I will tell you one thing, though: when I visited Anton Chekhov’s grave in Moscow, I had a sense of perfect, religious calm. And I realize now that it wasn’t because I was going, “oh, Anton, your suffering hath now ended, you are strumming a harp on an enormous marshmallow. Alas for those of us left behind.” It’s because I was going, “oh, Anton, you may gone and up on that marshmallow, but you don’t get any worse for wear in my head now, do you? And the world sucks a little less because of that.” Anton Chekhov would never have been able to give me that kind of momentary peace had he been, in fact, a little bitch after all. Most importantly, this Not A Little Bitch thing isn’t just something to be jealous of. It’s more than a commodity. It’s a fire that you light so that others, above all else, can get warm.
I haven’t made very many people warm, but I do amuse my grandmother when I do this really grotesque booty dance because the magazine I work for may have just landed a cool interview. I amuse my brother, because it is amusing for him to be related to someone who quotes Tolkien with a straight face and in mixed company. Maybe all of that counts for something, in the end. Maybe it doesn’t. I don’t know. I don’t know.
I’ve been thinking about the Black Gate part in The Lord of the Rings: The Return of the King, and just how magnificently it was ruined by Peter Jackson, Fran Walsh and Phillipa Boyens in the movie adaptation. I love the films, and understand the challenge the filmmakers faced when making them, but I still occasionally get tempestuous when remembering this scene. Whenever I’m depressed, I picture myself at the Black Gate, and wonder if Aragorn would have run away screaming like – say it with me – A Little Bitch, even though he had probably just taken the biggest risk of his entire life and couldn’t be too sure if it would pay off. I like to picture Chekhov there as well (I just came up with the most messed-up, and the most awesome idea for a slash fan-fic of all TIME), even though he’d probably just make subtly cruel fun of the impeding restoration of the snooty Numenorean line, or something. Still, Chekhov was brave, and that’s what you need at the Black Gate. The movie version screwed with my elaborate fantasy hardcore.

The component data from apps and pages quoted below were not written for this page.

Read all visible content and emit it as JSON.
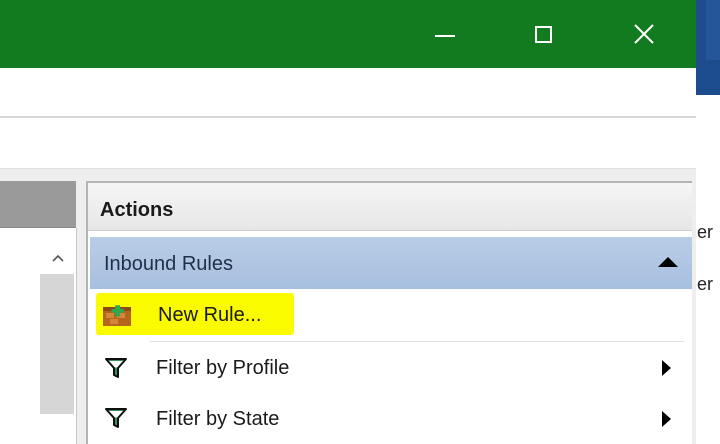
{
  "window": {
    "titlebar_color": "#127b1f",
    "controls": [
      "minimize-icon",
      "maximize-icon",
      "close-icon"
    ]
  },
  "background_window": {
    "text_1": "er",
    "text_2": "er"
  },
  "actions": {
    "title": "Actions",
    "section": {
      "label": "Inbound Rules",
      "expanded": true
    },
    "items": [
      {
        "label": "New Rule...",
        "icon": "new-rule-icon",
        "highlighted": true,
        "submenu": false
      },
      {
        "label": "Filter by Profile",
        "icon": "filter-icon",
        "submenu": true
      },
      {
        "label": "Filter by State",
        "icon": "filter-icon",
        "submenu": true
      }
    ],
    "highlight_color": "#fbfb00"
  }
}
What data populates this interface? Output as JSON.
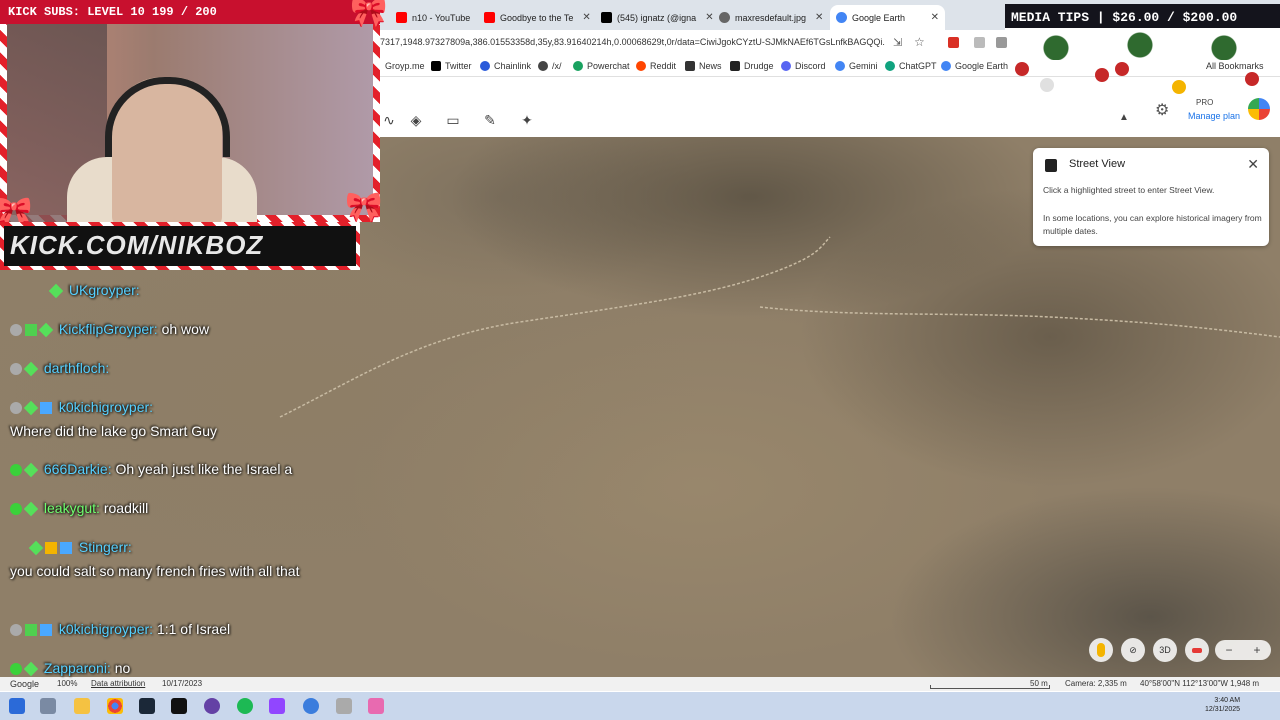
{
  "browser": {
    "tabs": [
      {
        "label": "n10 - YouTube",
        "color": "#ff0000"
      },
      {
        "label": "Goodbye to the Te",
        "color": "#ff0000"
      },
      {
        "label": "(545) ignatz (@igna",
        "color": "#000000"
      },
      {
        "label": "maxresdefault.jpg",
        "color": "#555555"
      },
      {
        "label": "Google Earth",
        "color": "#4285f4"
      }
    ],
    "url": "7317,1948.97327809a,386.01553358d,35y,83.91640214h,0.00068629t,0r/data=CiwiJgokCYztU-SJMkNAEf6TGsLnfkBAGQQi..."
  },
  "bookmarks": [
    {
      "label": "Groyp.me",
      "color": "#888888"
    },
    {
      "label": "Twitter",
      "color": "#000000"
    },
    {
      "label": "Chainlink",
      "color": "#2a5ada"
    },
    {
      "label": "/x/",
      "color": "#444444"
    },
    {
      "label": "Powerchat",
      "color": "#1aa260"
    },
    {
      "label": "Reddit",
      "color": "#ff4500"
    },
    {
      "label": "News",
      "color": "#333333"
    },
    {
      "label": "Drudge",
      "color": "#222222"
    },
    {
      "label": "Discord",
      "color": "#5865f2"
    },
    {
      "label": "Gemini",
      "color": "#4285f4"
    },
    {
      "label": "ChatGPT",
      "color": "#10a37f"
    },
    {
      "label": "Google Earth",
      "color": "#4285f4"
    }
  ],
  "all_bookmarks": "All Bookmarks",
  "earth": {
    "pro_label": "PRO",
    "manage_plan": "Manage plan",
    "street_view": {
      "title": "Street View",
      "line1": "Click a highlighted street to enter Street View.",
      "line2": "In some locations, you can explore historical imagery from multiple dates."
    },
    "btn_3d": "3D",
    "status": {
      "google": "Google",
      "zoom": "100%",
      "attribution": "Data attribution",
      "date": "10/17/2023",
      "scale": "50 m",
      "camera": "Camera: 2,335 m",
      "coords": "40°58'00\"N 112°13'00\"W  1,948 m"
    }
  },
  "overlay": {
    "kick_subs": "KICK SUBS: LEVEL 10 199 / 200",
    "kick_url": "KICK.COM/NIKBOZ",
    "media_tips": "MEDIA TIPS | $26.00 / $200.00"
  },
  "chat": [
    {
      "user": "UKgroyper:",
      "text": "",
      "top": 0
    },
    {
      "user": "KickflipGroyper:",
      "text": "oh wow"
    },
    {
      "user": "darthfloch:",
      "text": ""
    },
    {
      "user": "k0kichigroyper:",
      "text": ""
    },
    {
      "user": "",
      "text": "Where did the lake go Smart Guy"
    },
    {
      "user": "666Darkie:",
      "text": "Oh yeah just like the Israel a"
    },
    {
      "user": "leakygut:",
      "text": "roadkill"
    },
    {
      "user": "Stingerr:",
      "text": ""
    },
    {
      "user": "",
      "text": "you could salt so many french fries with all that"
    },
    {
      "user": "k0kichigroyper:",
      "text": "1:1 of Israel"
    },
    {
      "user": "Zapparoni:",
      "text": "no"
    }
  ],
  "taskbar": {
    "time": "3:40 AM",
    "date": "12/31/2025"
  }
}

In the interest of, if not destroying, then at least containing, the howling wolf (with his blood-spattered muzzle and rheumy, mad eyes), I have, however, been trawling YouTube for ridiculous videos, and have come away with the following brilliant example of what it really means to go into battle against the dark armies, especially if the screenplay has just failed you:
I don’t know about Sauron, but that scares the hell out of me.